The formula that dictates where Title I funds go has presented several problems. In the 1990s, Congress recognized that Title I monies were going to most districts in the country, including many well-off districts, instead of being targeted to the poorest schools. But efforts to concentrate Title I funding have produced some perverse effects. In many urban districts, a public school must be at least 60 percent poor to qualify for federal Title I aid. Thus, if a poor student’s family moves to a slightly better neighborhood and the student enrolls in the local public school where “only” half the children are poor, the school will not be a Title I school and will receive no federal aid at all. Unlike the federal funding of higher education, where federal dollars follow the student, Title I dollars reward concentrated economic segregation.
Principles of Reform
In 1965, the federal government made a commitment to poor children that it would help them receive a quality education in American schools. In 1975, it made a similar commitment to handicapped youngsters. But neither promise has been kept. As the 2000 campaign heats up, we suggest the following principles to guide candidates who genuinely want to improve the role of the federal government in education.
First, fix existing federal programs. Make sure that programs like Title I and special education provide better schooling for the children they serve. An essential step is for Congress to require methodologically sound evaluations to determine what is working and what is without beneficial effects for students.
Second, bring mandates in line with the revenues required to meet them. In special education, this means either cutting back on the legislative mandate or boosting spending to fulfill its requirements. Imagine what would happen if the federal government were to assume the full costs for special education (and enact reasonable controls so that districts and states avoid over-labeling to get federal dollars). Districts would be free to use $37 billion of their own money to reduce class size, hire new teachers, train their staff, add technology, or do whatever was most needed in their own schools.

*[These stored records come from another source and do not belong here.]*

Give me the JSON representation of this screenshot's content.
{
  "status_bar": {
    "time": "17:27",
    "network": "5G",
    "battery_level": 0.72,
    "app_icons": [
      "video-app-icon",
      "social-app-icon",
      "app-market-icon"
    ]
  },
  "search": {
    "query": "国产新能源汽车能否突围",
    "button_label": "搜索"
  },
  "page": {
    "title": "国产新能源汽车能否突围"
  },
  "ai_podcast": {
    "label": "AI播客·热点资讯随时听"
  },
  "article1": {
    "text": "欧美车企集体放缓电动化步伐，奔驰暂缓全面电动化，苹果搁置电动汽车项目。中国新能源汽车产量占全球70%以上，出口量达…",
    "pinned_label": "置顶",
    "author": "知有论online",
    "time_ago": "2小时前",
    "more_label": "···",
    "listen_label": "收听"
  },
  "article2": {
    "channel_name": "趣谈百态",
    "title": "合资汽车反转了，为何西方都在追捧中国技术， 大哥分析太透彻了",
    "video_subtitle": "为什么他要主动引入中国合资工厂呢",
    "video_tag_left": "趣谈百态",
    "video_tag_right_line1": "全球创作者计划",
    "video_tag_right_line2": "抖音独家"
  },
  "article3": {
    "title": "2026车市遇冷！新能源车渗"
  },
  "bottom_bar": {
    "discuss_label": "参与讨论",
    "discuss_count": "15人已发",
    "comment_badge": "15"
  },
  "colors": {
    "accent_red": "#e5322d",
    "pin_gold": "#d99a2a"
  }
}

Third, send federal education money to schools by the most direct route possible. Federal initiatives are designed to help students, not to pump up bureaucracies.

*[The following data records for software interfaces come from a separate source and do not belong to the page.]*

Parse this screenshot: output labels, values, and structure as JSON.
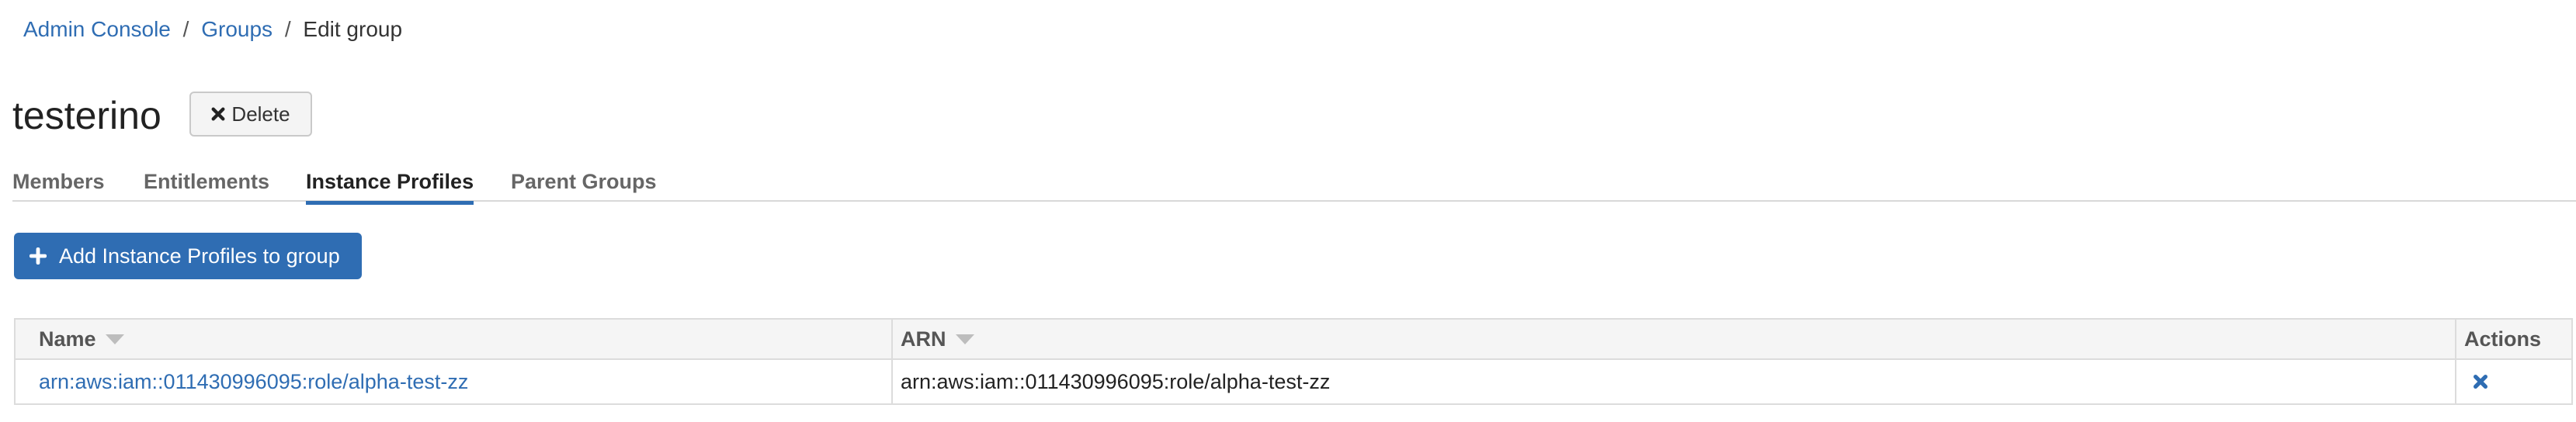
{
  "breadcrumb": {
    "items": [
      "Admin Console",
      "Groups"
    ],
    "separator": "/",
    "current": "Edit group"
  },
  "group": {
    "title": "testerino",
    "delete_label": "Delete"
  },
  "tabs": [
    {
      "label": "Members",
      "active": false
    },
    {
      "label": "Entitlements",
      "active": false
    },
    {
      "label": "Instance Profiles",
      "active": true
    },
    {
      "label": "Parent Groups",
      "active": false
    }
  ],
  "add_button": {
    "label": "Add Instance Profiles to group",
    "icon": "plus-icon"
  },
  "table": {
    "columns": [
      "Name",
      "ARN",
      "Actions"
    ],
    "rows": [
      {
        "name": "arn:aws:iam::011430996095:role/alpha-test-zz",
        "arn": "arn:aws:iam::011430996095:role/alpha-test-zz",
        "action_icon": "remove-icon"
      }
    ]
  },
  "colors": {
    "primary": "#2f6db3",
    "tab_active_underline": "#2f6db3",
    "border": "#dcdcdc",
    "header_bg": "#f5f5f5"
  }
}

Fourth, resist the temptation to regulate curriculum materials, classroom instruction, the training and hiring of teachers, school staffing patterns, school disciplinary codes, and the myriad other decisions about schooling that can best be made by local decisionmakers.
Using these four simple principles, a new administration and a new Congress have an historic opportunity to carve out a productive federal role in education. If they seize it—if they make existing federal programs work as intended and remove burdensome rules and regulations associated with them—they can unleash the energies of local schools on behalf of the children they serve.